Red Hot Chili Peppers In Three PartsIt makes sense. As most listeners will check out a new album on iTunes—or at least the first single from a long-awaited I’m With You release—the Red Hot Chili Peppers and producer Rick Rubin op 10/01/2011 5:00 AM Eastern
It makes sense. As most listeners will check out a new album on iTunes—or at least the first single from a long-awaited I’m With You release—the Red Hot Chili Peppers and producer Rick Rubin opted to provide the album in three different formats: iTunes’ AAC, CD and vinyl. While creating three different versions from the final mixes may not seem too daunting, for mastering engineer Vlado Meller (pictured), pinpointing the most current AAC encoder proved tricky.

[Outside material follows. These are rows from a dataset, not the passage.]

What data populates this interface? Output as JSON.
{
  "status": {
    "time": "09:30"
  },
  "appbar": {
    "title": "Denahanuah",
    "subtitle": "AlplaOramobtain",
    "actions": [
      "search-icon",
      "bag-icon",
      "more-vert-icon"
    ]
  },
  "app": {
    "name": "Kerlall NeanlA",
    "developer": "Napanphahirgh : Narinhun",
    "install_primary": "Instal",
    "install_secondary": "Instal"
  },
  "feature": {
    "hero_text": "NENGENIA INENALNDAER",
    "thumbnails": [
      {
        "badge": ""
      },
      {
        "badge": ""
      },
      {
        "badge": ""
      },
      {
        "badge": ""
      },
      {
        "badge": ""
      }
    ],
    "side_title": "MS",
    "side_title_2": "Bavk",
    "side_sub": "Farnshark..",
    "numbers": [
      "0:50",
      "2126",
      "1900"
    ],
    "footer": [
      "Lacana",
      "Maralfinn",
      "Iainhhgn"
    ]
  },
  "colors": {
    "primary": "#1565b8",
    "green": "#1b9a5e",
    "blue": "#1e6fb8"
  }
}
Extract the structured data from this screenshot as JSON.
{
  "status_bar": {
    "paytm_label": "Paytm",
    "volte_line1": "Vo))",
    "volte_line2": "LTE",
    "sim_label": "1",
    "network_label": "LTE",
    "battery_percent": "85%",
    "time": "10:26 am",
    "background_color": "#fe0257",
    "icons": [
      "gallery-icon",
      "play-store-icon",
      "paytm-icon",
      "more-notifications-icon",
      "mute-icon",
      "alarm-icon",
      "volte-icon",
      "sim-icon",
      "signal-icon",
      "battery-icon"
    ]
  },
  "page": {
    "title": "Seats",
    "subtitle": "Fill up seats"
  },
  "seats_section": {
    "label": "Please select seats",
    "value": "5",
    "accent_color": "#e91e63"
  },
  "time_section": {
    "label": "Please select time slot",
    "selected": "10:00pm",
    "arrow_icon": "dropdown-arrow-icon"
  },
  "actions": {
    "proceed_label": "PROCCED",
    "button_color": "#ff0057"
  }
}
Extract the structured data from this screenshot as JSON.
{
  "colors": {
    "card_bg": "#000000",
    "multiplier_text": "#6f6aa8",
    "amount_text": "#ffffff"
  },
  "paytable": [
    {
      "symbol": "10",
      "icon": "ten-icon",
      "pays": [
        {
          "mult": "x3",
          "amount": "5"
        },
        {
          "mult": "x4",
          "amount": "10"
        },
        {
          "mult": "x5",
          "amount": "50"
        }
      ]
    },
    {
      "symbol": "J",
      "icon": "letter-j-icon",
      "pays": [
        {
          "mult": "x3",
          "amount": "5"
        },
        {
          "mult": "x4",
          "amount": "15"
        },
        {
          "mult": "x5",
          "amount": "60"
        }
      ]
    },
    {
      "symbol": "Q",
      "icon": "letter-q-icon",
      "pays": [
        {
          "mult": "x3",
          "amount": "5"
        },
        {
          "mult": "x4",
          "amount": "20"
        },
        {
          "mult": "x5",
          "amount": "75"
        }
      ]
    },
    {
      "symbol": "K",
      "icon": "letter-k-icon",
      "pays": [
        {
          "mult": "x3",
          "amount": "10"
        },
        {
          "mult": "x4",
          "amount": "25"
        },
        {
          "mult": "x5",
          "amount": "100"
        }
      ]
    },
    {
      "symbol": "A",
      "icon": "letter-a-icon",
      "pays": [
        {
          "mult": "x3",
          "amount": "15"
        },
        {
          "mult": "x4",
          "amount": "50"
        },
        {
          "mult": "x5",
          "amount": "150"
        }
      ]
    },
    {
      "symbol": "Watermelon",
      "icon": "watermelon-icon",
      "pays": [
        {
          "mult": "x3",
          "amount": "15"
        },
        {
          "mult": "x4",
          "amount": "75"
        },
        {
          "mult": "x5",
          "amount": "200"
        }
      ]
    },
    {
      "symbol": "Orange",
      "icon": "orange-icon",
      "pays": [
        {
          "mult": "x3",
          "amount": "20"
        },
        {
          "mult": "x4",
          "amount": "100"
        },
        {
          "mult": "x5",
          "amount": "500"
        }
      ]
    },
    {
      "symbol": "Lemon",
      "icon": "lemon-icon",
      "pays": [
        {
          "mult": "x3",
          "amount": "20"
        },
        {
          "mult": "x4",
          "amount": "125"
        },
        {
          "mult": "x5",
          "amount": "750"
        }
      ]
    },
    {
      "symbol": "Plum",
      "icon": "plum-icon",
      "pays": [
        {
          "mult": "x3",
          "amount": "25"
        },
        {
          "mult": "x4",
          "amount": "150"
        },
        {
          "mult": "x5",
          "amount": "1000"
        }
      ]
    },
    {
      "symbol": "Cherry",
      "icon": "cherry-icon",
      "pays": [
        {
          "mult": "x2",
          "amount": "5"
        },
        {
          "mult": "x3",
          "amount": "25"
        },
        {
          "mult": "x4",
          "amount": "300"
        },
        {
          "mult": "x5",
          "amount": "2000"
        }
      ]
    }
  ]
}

“For iTunes, we take a 44.1k/24-bit file and test it with Apple’s proprietary AAC converter,” Meller explains from his home base in New York City’s Masterdisk. “Apple keeps changing the AAC encoder, and you have to have Apple’s cooperation to make sure you’re hearing the exact results. Until now, we had to guess about what the actual Apple AAC encoder sounded like. The emulations available as plug-ins are only an estimate. Apple’s encoder has evolved and they haven’t provided much information about it in the past. We then tweaked our master so that when the AAC file is played back, it sounds to the ear to be very consistent with the CD.”
Working on his custom mastering hardware, Meller’s purpose-built high-resolution processors allow him to be precise and transparent, making adjustments to EQ and level to help disguise the data reduction in the iTunes version, working closely with mix engineers Andrew Scheps and Greg Fidelman. For the CD version, Meller took Rubin’s 96/24 files, using digital processing to fine-tune each mix and bring it down to 44.1/16. The vinyl master was cut from the original 96/24 mixes.
“I do think this will be a process that every major project will start to consider,” Meller says. “Considering how many listeners are only going to hear the iTunes version, care should be taken to make sure the AAC version sounds as good as it possibly can. As bandwidth and technology improve, so too will the sound quality of streaming and downloaded music. For now, we try to make our existing formats sound as good as they can.”